At its fourth meeting the National Security Council amended and approved the draft directive to the Director of Central Intelligence contained inNSC 4–A.1

This directive, as approved by the National Security Council, is transmitted herewith for appropriate action.

Sidney W. Souers 2


National Security Council Directive to Director of Central Intelligence Hillenkoetter
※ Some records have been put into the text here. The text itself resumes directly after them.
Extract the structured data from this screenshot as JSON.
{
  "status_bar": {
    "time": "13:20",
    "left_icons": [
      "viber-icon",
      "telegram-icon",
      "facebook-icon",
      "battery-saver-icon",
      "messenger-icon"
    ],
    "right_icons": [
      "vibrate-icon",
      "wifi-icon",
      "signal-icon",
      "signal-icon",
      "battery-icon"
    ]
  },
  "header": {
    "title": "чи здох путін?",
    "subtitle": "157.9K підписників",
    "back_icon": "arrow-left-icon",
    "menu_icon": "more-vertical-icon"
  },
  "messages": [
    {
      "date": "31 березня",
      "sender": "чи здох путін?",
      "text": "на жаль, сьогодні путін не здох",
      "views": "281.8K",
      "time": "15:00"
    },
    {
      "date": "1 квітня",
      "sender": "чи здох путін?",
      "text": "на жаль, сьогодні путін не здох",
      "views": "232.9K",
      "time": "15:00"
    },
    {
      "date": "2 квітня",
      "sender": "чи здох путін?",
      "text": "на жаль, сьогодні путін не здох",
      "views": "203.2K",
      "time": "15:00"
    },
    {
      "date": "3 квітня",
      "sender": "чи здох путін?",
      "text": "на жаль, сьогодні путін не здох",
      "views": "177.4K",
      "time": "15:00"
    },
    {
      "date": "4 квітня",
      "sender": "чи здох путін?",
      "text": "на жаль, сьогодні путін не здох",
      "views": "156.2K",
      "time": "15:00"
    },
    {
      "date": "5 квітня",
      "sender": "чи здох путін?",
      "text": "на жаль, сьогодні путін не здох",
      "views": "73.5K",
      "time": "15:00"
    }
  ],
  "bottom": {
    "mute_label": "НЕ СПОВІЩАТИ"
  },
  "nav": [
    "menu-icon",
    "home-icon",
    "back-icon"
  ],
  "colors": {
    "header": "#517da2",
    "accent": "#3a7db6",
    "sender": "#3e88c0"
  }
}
The National Security Council, taking cognizance of the vicious psychological efforts of the USSR, its satellite countries and Communist groups to discredit and defeat the aims and activities of the United States and other Western powers, has determined that, in the interests of world peace and U.S. national security, the foreign information activities of the U.S. Government must be supplemented by covert psychological operations.
The similarity of operational methods involved in covert psychological and intelligence activities and the need to ensure their secrecy andobviate costly duplication renders the Central Intelligence Agency the logical agency to conduct such operations. Hence, under authority of Section 102(d)(5) of the National Security Act of 1947, the National Security Council directs the Director of Central Intelligence to initiate and conduct, within the limit of available funds, covert psychological operations designed to counteract Soviet and Soviet-inspired activities which [Page 651] constitute a threat to world peace and security or are designed to discredit and defeat the United States in its endeavors to promote world peace and security.
The Director of Central Intelligence is charged with ensuring that such psychological operations are consistent with U.S. foreign policy and overt foreign information activities, and that appropriate agencies of the U.S. Government, both at home and abroad (including diplomatic and military representatives in each area), are kept informed of such operations which will directly affect them.
Nothing contained herein shall be construed to require the Central Intelligence Agency to disclose operational details concerning its secret techniques, sources or contacts.
  1. Source: National Archives and Records Administration, RG 273, Records of the National Security Council, NSC Minutes, 4th Meeting. Top Secret. Central Intelligence Agency records contain a typescript copy that apparently was made from a signed copy; it is identical to the source text. (Central Intelligence Agency Historical Files, HS/CSG–773, Job 83–00036, Box 5, Folder 8) Also reproduced in CIA Cold War Records: The CIA under Harry Truman, pp.173–175.
  2. The NSC minutes for the Council’s 4th meeting on December 17 refer only to NSC 4, noting simply that it was adopted without change and subsequently submitted to the President for approval. (National Archives and Records Administration, RG 273, Records of the National Security Council, NSC Minutes, 4th Meeting) There is no mention of NSC 4-A in the minutes. The amendment referred to in the undated directive to Hillenkoetter involved paragraph 3, where the proposal for an advisory panel was eliminated. See the enclosure to Document 253. Souers submitted NSC 4 to the President for approval under a memorandum of December 17. Truman approved NSC 4 on December 18. (National Archives and Records Administration, RG 273, Records of the National Security Council, NSC Minutes, 4th Meeting) The file contains no mention of the President’s approval of NSC 4-A.
  3. Printed from a copy that bears this typed signature.
  4. Top Secret.